Tesla (NASDAQ: TSLA) Shares Take Hit Amidst China Price Cuts and Factory Woes in Europe

Tesla (NASDAQ: TSLA) shares declined more than 3% as the EV giant announced price cuts in China and revealed disruptions at its sole European factory due to attacks in the Red Sea.

The company has slashed the starting prices of the Model 3 and Model Y sport utility vehicles. The Model 3 sedan now sees a 5.9% reduction, priced at 245,900 yuan ($34,300), while the Model Y SUV is marked down by 2.8% to 258,900 yuan.

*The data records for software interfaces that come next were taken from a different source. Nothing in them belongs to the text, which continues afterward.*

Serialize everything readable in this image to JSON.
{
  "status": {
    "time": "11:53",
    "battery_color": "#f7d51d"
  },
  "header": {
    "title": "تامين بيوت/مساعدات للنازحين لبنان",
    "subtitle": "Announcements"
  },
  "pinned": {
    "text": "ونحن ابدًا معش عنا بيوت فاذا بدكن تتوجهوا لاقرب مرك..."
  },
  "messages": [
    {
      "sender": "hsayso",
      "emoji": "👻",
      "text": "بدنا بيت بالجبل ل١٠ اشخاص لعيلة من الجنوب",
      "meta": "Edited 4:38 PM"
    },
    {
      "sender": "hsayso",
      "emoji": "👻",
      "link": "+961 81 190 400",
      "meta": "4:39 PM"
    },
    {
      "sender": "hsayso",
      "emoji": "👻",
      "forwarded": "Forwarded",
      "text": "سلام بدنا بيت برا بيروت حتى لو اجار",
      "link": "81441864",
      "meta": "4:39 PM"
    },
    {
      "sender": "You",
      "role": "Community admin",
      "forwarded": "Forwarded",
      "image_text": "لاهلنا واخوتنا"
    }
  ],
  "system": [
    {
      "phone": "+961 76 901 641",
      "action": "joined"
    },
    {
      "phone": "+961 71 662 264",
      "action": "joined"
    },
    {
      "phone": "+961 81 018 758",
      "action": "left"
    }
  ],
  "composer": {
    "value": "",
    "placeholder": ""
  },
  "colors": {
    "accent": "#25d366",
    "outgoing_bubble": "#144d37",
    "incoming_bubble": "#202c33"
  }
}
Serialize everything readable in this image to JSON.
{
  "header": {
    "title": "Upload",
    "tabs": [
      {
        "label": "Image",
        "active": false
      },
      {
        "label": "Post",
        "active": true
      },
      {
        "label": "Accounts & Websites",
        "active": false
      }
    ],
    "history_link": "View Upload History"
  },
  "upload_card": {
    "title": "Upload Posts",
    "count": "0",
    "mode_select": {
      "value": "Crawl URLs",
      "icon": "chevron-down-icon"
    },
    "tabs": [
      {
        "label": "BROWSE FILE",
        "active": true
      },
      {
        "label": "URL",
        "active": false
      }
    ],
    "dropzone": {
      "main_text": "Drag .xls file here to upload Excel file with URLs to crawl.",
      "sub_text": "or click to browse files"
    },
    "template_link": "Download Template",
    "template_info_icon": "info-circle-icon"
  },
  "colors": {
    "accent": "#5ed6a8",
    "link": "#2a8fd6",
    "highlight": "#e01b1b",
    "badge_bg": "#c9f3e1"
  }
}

In addition, Tesla (NASDAQ: TSLA) has revealed plans to temporarily halt production at its Model Y plant near Berlin from January 29 to February 11. This decision is in response to suppliers shifting transport routes due to recent attacks on vessels in the Red Sea.

Tesla shares dropped as much as 4.2% on Friday. This marks the 11th drop in 12 sessions for the stock. The recent stock movement coincides with the announcement from Hertz Global Holdings, outlining its plan to sell off one-third of its electric vehicle fleet in the United States.

Since late 2022, Tesla has consistently reduced prices in China, prompting other manufacturers to follow suit. This has caused a widespread squeeze on profit margins in the industry. XPeng Inc. (NYSE: XPEV) and BYD Co., among domestic manufacturers and prominent global players such as Volkswagen AG, have lowered their vehicle prices to protect their market share. Even then, less than one-third of local carmakers met yearly sales goals.

Tesla achieved its annual delivery goal, selling 1.81 million vehicles worldwide in 2023, with over 50% coming from its Shanghai factory. However, BYD has emerged as the world’s top seller of battery-electric cars in the fourth quarter.

The growth in China’s electric vehicle (EV) market is expected to decelerate for the second consecutive year in 2024. The nation’s uneven recovery from the pandemic is cited as a primary factor impacting consumer sentiment.

According to the latest report from the China Passenger Car Association, shipments of battery-electric and plug-in hybrid vehicles to dealers are expected to increase by 25% to reach 11 million units this year. However, this marks a notable slowdown compared to the 36% growth experienced in 2023 and the remarkable 96% surge in 2022.